Severe aortic stenosis detection by deep learning applied to echocardiography.
Holste G., Oikonomou EK., Mortazavi BJ., Coppi A., Faridi KF., Miller EJ., Forrest JK., McNamara RL., Ohno-Machado L., Yuan N., Gupta A., Ouyang D., Krumholz HM., Wang Z., Khera R.
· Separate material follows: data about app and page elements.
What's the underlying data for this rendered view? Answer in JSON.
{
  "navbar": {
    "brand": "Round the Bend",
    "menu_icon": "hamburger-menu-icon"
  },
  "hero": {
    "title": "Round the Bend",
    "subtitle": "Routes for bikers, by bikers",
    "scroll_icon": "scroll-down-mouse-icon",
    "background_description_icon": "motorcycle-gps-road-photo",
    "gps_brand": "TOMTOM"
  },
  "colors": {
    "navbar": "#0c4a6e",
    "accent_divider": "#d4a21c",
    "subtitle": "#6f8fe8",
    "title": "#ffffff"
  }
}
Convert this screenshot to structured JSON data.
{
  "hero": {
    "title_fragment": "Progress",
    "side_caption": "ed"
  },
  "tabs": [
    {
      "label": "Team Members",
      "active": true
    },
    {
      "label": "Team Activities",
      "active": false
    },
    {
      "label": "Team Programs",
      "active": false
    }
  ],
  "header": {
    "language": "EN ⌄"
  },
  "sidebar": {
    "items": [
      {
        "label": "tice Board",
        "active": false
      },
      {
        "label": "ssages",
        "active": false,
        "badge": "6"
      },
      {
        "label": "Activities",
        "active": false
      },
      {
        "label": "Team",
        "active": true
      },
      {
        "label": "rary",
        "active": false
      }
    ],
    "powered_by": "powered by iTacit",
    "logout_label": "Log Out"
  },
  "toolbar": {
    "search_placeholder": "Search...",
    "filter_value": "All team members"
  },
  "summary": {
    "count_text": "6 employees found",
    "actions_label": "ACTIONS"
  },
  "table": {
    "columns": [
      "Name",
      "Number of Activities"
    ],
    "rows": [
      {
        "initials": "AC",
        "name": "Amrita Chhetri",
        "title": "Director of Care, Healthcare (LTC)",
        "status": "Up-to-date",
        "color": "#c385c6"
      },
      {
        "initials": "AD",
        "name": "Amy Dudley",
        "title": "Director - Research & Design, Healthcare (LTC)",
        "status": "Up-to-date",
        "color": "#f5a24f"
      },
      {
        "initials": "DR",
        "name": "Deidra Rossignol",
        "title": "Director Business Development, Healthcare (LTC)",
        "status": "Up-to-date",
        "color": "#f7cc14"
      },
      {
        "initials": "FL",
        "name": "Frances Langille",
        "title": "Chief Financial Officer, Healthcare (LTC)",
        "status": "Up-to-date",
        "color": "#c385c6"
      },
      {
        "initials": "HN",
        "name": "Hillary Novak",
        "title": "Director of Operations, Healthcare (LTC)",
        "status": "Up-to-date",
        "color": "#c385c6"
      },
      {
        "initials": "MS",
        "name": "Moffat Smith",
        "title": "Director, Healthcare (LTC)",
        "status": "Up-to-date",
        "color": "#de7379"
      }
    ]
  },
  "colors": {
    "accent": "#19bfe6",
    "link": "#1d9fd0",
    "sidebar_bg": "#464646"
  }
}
BACKGROUND AND AIMS: Early diagnosis of aortic stenosis (AS) is critical to prevent morbidity and mortality but requires skilled examination with Doppler imaging. This study reports the development and validation of a novel deep learning model that relies on two-dimensional (2D) parasternal long axis videos from transthoracic echocardiography without Doppler imaging to identify severe AS, suitable for point-of-care ultrasonography. METHODS AND RESULTS: In a training set of 5257 studies (17 570 videos) from 2016 to 2020 [Yale-New Haven Hospital (YNHH), Connecticut], an ensemble of three-dimensional convolutional neural networks was developed to detect severe AS, leveraging self-supervised contrastive pretraining for label-efficient model development. This deep learning model was validated in a temporally distinct set of 2040 consecutive studies from 2021 from YNHH as well as two geographically distinct cohorts of 4226 and 3072 studies, from California and other hospitals in New England, respectively. The deep learning model achieved an area under the receiver operating characteristic curve (AUROC) of 0.978 (95% CI: 0.966, 0.988) for detecting severe AS in the temporally distinct test set, maintaining its diagnostic performance in geographically distinct cohorts [0.952 AUROC (95% CI: 0.941, 0.963) in California and 0.942 AUROC (95% CI: 0.909, 0.966) in New England]. The model was interpretable with saliency maps identifying the aortic valve, mitral annulus, and left atrium as the predictive regions. Among non-severe AS cases, predicted probabilities were associated with worse quantitative metrics of AS suggesting an association with various stages of AS severity. CONCLUSION: This study developed and externally validated an automated approach for severe AS detection using single-view 2D echocardiography, with potential utility for point-of-care screening.